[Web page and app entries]

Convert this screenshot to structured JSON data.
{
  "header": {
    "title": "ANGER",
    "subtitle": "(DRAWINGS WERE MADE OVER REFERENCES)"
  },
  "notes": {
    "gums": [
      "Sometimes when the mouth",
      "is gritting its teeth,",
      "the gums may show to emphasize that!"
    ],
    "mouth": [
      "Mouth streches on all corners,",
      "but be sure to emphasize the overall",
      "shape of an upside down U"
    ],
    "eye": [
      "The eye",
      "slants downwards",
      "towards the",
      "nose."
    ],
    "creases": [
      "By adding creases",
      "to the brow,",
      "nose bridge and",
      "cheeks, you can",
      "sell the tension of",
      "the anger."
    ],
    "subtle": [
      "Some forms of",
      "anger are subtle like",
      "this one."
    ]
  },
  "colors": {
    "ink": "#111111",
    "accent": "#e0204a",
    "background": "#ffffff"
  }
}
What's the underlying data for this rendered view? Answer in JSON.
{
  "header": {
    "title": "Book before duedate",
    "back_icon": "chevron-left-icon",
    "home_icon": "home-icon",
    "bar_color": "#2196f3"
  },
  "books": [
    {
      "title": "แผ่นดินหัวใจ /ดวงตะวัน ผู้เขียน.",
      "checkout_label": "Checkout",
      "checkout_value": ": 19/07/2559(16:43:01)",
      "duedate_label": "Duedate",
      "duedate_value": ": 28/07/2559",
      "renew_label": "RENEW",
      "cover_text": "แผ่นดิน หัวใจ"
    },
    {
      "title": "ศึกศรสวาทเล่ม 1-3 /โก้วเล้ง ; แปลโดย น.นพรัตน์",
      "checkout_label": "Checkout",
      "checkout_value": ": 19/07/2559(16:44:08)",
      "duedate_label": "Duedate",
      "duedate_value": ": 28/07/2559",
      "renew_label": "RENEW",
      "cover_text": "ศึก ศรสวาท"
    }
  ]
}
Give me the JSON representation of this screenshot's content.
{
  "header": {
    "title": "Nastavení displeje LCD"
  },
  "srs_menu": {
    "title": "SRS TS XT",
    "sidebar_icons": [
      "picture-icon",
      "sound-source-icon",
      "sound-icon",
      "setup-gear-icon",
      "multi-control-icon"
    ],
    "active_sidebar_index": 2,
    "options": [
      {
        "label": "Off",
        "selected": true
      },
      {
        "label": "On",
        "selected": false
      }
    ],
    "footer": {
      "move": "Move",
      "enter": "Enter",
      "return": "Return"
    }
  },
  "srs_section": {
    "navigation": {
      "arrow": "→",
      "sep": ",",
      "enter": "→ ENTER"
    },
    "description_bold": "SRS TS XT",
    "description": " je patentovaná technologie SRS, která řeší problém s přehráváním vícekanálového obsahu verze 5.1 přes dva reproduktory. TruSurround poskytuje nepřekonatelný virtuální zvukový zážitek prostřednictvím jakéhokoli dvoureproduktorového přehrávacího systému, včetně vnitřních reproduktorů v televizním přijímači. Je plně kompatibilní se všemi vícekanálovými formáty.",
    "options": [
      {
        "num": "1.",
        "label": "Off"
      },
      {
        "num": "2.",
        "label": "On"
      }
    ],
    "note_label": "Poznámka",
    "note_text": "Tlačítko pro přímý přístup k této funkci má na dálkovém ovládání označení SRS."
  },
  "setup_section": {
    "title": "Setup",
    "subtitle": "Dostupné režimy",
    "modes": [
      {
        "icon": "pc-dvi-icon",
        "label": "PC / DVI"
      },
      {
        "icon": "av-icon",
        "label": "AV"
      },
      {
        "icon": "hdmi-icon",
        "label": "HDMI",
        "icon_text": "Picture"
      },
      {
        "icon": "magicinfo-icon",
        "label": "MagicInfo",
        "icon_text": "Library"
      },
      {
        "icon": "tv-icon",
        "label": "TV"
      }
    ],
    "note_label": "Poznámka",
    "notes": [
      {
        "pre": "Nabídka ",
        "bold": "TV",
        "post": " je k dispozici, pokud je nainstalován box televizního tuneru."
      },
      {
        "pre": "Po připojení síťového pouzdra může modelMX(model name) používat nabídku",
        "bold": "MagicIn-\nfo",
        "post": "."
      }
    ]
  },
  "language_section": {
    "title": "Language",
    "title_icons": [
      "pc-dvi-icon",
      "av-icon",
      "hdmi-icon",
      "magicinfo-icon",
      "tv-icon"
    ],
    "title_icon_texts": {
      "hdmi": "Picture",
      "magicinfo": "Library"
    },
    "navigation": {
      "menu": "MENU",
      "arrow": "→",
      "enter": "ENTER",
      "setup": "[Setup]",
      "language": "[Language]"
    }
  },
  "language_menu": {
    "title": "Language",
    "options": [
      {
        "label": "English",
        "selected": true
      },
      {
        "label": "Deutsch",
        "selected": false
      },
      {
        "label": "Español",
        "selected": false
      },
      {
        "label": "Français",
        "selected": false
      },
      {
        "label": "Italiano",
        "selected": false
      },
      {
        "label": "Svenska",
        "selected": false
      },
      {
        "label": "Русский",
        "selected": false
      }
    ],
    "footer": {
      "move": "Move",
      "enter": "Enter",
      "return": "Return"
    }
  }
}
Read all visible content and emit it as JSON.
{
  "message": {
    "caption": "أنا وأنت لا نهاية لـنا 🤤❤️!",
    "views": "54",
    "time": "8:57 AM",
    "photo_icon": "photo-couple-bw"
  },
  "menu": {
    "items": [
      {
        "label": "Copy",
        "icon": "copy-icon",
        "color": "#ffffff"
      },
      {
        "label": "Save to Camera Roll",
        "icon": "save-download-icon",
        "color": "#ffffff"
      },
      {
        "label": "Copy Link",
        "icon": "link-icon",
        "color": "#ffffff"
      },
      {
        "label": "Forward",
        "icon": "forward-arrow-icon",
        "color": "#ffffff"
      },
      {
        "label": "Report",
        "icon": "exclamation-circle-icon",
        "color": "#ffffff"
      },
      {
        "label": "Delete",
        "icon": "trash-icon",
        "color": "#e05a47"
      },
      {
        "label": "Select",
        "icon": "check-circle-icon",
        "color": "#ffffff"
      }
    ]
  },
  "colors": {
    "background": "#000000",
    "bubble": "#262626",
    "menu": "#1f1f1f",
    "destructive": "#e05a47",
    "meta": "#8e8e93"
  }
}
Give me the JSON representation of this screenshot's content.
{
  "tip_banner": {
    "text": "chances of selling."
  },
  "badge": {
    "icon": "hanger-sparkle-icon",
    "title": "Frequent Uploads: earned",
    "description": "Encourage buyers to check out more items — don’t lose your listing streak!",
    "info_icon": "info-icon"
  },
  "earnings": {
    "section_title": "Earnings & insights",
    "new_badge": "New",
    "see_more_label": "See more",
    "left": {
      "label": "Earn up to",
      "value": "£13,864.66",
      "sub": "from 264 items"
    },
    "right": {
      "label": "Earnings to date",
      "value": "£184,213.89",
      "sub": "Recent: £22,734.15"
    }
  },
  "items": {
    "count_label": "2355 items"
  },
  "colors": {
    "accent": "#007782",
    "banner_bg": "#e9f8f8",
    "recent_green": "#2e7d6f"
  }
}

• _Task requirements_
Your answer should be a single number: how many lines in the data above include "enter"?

• _Reply to the task_
4